A complete response lists each line of the data below that includes the word "Lighthouse".

(Website and app data records)
• • • • • • •

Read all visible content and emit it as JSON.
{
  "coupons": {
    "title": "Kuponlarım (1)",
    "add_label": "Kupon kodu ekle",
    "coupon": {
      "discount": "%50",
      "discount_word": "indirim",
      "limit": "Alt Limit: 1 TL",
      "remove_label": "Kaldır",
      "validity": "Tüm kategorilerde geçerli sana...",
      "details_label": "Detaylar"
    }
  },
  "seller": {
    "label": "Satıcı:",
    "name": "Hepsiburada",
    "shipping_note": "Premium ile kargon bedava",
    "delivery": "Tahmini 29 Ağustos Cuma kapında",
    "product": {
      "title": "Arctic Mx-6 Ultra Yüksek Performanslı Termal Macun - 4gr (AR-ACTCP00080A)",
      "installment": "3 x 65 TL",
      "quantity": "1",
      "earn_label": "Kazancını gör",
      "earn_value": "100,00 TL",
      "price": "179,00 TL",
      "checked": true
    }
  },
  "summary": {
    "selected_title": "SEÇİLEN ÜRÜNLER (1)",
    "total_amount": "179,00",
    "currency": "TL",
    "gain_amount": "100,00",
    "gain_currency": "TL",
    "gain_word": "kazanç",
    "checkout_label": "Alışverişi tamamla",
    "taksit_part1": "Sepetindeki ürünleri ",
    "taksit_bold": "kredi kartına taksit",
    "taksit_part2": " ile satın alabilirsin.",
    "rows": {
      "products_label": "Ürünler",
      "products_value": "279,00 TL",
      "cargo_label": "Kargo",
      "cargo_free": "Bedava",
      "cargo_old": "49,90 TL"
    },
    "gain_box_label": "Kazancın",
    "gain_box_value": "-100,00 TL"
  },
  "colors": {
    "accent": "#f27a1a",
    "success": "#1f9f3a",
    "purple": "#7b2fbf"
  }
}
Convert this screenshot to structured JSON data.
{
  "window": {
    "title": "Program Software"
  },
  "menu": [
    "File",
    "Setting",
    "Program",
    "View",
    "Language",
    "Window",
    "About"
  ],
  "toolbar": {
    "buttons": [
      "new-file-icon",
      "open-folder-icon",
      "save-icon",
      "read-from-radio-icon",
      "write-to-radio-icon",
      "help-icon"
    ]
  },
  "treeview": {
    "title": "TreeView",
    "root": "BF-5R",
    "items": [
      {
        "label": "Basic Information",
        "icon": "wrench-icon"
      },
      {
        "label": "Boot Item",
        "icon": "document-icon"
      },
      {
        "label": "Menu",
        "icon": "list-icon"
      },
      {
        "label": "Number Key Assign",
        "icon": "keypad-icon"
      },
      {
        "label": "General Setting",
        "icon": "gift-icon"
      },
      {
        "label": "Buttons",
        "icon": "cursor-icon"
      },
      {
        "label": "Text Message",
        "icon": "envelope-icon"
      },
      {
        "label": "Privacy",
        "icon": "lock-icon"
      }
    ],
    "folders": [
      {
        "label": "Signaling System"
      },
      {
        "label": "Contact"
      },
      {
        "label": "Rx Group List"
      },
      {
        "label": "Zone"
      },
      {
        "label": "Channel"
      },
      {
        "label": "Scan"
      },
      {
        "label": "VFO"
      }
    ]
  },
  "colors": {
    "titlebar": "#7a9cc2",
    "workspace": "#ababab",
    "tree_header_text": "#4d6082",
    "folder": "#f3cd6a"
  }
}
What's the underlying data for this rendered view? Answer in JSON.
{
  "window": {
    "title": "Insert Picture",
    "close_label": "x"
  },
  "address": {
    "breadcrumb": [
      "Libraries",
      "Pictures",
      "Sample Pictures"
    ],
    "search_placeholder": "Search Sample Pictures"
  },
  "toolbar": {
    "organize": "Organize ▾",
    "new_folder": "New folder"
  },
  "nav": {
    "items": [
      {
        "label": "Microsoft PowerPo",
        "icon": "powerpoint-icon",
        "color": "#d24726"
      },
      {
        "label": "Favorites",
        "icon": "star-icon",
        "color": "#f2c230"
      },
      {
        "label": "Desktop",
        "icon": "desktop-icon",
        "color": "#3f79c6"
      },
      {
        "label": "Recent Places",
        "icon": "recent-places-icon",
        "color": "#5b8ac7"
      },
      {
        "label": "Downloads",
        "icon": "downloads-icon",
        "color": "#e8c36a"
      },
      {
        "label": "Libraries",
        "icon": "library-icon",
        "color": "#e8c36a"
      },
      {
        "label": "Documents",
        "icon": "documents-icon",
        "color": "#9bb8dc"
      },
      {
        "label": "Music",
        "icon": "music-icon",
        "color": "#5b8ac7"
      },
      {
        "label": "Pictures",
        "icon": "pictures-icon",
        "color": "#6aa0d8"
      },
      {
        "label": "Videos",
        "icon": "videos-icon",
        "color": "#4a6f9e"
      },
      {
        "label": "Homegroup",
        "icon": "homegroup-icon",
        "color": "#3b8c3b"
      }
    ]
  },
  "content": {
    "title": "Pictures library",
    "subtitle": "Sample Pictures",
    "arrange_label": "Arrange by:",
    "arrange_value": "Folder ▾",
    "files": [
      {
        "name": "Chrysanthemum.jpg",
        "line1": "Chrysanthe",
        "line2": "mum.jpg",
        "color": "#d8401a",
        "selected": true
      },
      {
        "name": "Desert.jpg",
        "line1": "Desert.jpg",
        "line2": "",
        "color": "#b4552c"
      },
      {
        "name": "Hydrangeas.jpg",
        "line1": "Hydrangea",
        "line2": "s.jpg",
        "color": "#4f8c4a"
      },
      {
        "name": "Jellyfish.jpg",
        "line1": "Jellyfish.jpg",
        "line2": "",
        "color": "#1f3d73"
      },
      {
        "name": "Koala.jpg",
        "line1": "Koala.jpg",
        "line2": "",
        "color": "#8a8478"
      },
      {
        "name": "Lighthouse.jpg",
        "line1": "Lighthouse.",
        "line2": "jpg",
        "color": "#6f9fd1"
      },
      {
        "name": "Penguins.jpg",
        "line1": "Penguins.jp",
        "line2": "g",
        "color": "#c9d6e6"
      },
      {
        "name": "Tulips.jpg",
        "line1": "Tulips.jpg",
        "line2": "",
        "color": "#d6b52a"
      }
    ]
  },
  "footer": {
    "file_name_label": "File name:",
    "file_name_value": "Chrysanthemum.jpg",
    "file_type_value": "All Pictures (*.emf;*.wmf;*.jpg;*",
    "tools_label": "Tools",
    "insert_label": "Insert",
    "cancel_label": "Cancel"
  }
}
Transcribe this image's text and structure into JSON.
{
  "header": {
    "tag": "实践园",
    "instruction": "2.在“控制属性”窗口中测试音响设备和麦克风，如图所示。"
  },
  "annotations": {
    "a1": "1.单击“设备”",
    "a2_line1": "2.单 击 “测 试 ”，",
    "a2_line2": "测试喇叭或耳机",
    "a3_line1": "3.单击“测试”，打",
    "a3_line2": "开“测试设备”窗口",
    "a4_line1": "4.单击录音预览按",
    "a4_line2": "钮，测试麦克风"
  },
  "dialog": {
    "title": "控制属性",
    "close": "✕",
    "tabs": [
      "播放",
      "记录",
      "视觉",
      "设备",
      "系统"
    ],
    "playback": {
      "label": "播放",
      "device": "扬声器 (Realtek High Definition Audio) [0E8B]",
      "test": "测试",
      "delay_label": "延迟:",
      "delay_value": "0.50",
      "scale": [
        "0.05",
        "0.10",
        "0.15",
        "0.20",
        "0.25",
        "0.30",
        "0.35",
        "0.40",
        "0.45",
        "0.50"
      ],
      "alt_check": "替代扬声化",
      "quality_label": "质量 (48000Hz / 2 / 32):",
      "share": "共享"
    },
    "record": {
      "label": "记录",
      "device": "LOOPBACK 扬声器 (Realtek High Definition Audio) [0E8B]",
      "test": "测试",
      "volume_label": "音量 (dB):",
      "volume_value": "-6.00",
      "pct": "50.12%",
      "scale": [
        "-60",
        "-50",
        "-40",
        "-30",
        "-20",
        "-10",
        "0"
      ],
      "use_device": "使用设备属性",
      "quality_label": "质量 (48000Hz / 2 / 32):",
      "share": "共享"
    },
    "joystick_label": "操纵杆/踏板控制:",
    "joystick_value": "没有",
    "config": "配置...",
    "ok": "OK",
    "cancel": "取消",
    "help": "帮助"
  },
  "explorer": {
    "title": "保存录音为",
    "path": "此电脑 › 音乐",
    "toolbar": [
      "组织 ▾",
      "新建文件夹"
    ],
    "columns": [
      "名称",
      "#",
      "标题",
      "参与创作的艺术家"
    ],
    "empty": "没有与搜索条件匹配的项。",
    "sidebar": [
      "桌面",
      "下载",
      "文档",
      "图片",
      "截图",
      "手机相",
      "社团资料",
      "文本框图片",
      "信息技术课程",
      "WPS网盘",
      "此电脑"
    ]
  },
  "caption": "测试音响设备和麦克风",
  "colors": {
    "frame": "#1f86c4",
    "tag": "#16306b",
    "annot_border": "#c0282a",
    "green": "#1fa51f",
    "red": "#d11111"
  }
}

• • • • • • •

§ **Finished exercise**:
        "name": "Lighthouse.jpg",
        "line1": "Lighthouse.",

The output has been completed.